Reading Guide for Jean-Jacques Rousseau’s (1712-1778) Confessions (Les Confessions)

J.-J. Rousseau
Maurice Quentin de La Tour, pastels on paper, Musée Antoine Lécuyer, 1753
See 1766 portrait of Rousseau in Armenian costume here

Censorship of Rousseau's Work:


Key words, translations, and locations:

*asterixed words have explanations in the Explanatory Notes at the back of the book, starting p. 650

conchology (365) - study or collection of sea shells

consistory = Church council or court

déshabille (185) = dishabille = state of being partially or carelessly dressed, usually in one's undergarments

fichu = a light triangular scarf ladies wore to cover their bosoms or heads

laudanum (173): morphine diluted with alcohol, used as a mild painkiller in the eighteenth century

Lazarist (115)

lettre de cachet = secret letter, or a secret warrant for arrest that could only be issued by a nobleman for any cause

love of the self = a positive sense of self-love or respect = amour de soi ;

selfish love = amour-propre


M. = Mister = Monsieur

Maman = Mother = what R. calls Mme Warens

Mlle = Miss = Mademoiselle

Mme = Mrs. = Madame

nature signifies an idealized state uncorrupted by society's mores (customs)

parvenu (361) = "A person from a humble background who has rapidly gained wealth or an influential social position; a nouveau riche; an upstart, a social climber." (OED)

opera buffa (374) = comic opera

Phoebus (188) = another word for Apollo, the Classical god of light and sun, poetry and music

plenipotentiary (206) = independent government representative

sensibility = refers to "quickness and acuteness of apprehension or feeling; the quality of being easily and strongly affected by emotional influences; sensitiveness" (OED 5a). The cult of sensibility reversed stereotypical roles normally accorded men and women.
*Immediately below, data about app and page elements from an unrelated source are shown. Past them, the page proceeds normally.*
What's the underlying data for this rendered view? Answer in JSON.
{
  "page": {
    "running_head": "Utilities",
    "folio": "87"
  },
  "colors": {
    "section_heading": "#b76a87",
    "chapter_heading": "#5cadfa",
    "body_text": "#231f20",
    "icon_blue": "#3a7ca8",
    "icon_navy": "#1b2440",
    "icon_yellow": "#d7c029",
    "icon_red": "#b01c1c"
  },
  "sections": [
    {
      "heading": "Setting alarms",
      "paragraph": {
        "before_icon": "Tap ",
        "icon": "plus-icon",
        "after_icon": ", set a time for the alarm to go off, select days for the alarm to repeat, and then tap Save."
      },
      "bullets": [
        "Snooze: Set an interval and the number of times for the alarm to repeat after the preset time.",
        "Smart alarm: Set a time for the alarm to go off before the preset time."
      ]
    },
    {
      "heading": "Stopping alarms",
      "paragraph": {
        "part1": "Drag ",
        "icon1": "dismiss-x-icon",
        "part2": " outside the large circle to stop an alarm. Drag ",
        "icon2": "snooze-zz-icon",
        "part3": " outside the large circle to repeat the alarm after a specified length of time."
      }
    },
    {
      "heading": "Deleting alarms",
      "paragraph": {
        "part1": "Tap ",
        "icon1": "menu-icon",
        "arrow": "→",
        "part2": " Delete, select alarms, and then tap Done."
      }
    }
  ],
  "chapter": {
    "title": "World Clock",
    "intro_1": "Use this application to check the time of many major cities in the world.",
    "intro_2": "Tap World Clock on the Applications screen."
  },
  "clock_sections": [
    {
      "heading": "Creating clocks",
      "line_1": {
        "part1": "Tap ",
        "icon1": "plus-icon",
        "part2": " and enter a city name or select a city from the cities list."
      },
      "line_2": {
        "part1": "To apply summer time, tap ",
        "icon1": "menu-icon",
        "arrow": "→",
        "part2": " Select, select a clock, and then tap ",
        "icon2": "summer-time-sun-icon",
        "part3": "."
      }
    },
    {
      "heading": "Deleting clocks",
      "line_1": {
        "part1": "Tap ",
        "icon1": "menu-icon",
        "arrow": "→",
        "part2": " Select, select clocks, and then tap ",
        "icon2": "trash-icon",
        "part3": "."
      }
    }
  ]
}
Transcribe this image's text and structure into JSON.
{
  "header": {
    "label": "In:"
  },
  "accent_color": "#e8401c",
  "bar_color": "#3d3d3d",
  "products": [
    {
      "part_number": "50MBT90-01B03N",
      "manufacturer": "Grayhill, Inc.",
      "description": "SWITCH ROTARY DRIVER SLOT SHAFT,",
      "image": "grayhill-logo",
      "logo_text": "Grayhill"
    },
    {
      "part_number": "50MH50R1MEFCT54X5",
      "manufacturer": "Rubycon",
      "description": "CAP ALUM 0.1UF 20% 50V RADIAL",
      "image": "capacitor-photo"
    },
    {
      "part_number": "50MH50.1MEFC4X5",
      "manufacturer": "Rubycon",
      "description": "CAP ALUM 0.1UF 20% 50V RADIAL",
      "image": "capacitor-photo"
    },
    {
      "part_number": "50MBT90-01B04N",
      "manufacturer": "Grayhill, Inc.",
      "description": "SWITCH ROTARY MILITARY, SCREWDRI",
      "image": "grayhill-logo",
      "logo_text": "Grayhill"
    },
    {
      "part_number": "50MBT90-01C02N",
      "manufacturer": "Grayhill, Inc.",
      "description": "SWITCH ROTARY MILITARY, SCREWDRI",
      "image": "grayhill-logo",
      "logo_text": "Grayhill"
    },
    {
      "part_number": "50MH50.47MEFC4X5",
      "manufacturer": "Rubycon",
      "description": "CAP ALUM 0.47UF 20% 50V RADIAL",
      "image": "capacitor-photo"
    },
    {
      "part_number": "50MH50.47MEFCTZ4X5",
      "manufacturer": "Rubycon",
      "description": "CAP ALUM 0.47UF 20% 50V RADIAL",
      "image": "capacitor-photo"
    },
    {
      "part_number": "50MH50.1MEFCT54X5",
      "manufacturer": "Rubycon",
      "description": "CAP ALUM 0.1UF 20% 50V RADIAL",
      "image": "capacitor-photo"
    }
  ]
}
Whereas in the Age of Enlightenment, the head and intellect (associated with maleness) superseded emotion and the body (associated with femaleness) in importance, in the late eighteenth century, these priorities changed. Feeling and emotion became more important than reason, but this posed young intellectuals like Rousseau with a problem: how to occupy the space normally accorded women? The solution, as it were, was to suggest that men felt emotions with more true sentiment than women. 

society for Rousseau is the root of evil, especially in its propagation of certain customs or mores

sophism (225) = falacious argument, used to deceive

sympathy = signifies authentic intimacy, and often leads to political action

tête-à-tête = intimate conversation between two people = literally: head-to-head. Perhaps we as readers are engaged with Rousseau in such an intimate exchange ?

transparency = the ideal state for R., b/c it suggests that the invidual is being authentic, and is not distorting his true self in order to cave into the false, deceptive practices of society


Historical Map of Western Europe ca. 1700: Map of Europe in 1700

Colbeck, Ced. The Public Schools Historical Atlas. University of Texas at Austin, 1905. Web.

Outline of Confessions:

Romanticism and Rousseau

- Confessions shares many themes shared by Romantic writers (like Mary Shelley, author of Frankenstein):

- Mary Shelley wrote a biographical entry on Rousseau in an encyclopedia. Her mother, Mary Wollstonecraft, was influenced by Rousseau's ideas on education, and she read Confessions while writing Frankenstein (O’Rourke 554).

Two sides of Rousseau?

"almost irreconcilable opposites" (Rousseau 110-111)

Essence / Nature
Appearance / Society
philosopher, man of letters footman (80), "a lackey" (90)
loves women "too sincerely" (75)
flasher (86), sadomasochist
skeptical of Church trad., worships nature convert to Catholicism
wanderer clings to people
  believes in honesty thief

Works Cited:

Conroy, Peter V. Jean-Jacques Rousseau. NY: Twayne, 1998. Print

O'Rourke, James. “"Nothing More Unnatural": Mary Shelley's Revision of Rousseau.” ELH 56.3 (1989): 543-569. Print.

See also: Marshall, David. The Surprising Effects of Sympathy: Marivaux, Diderot, Rousseau, and Mary Shelley. Chicago: University of Chicago Press, 1988.

Wendy C. Nielsen, Last updated 14 Feb. 2012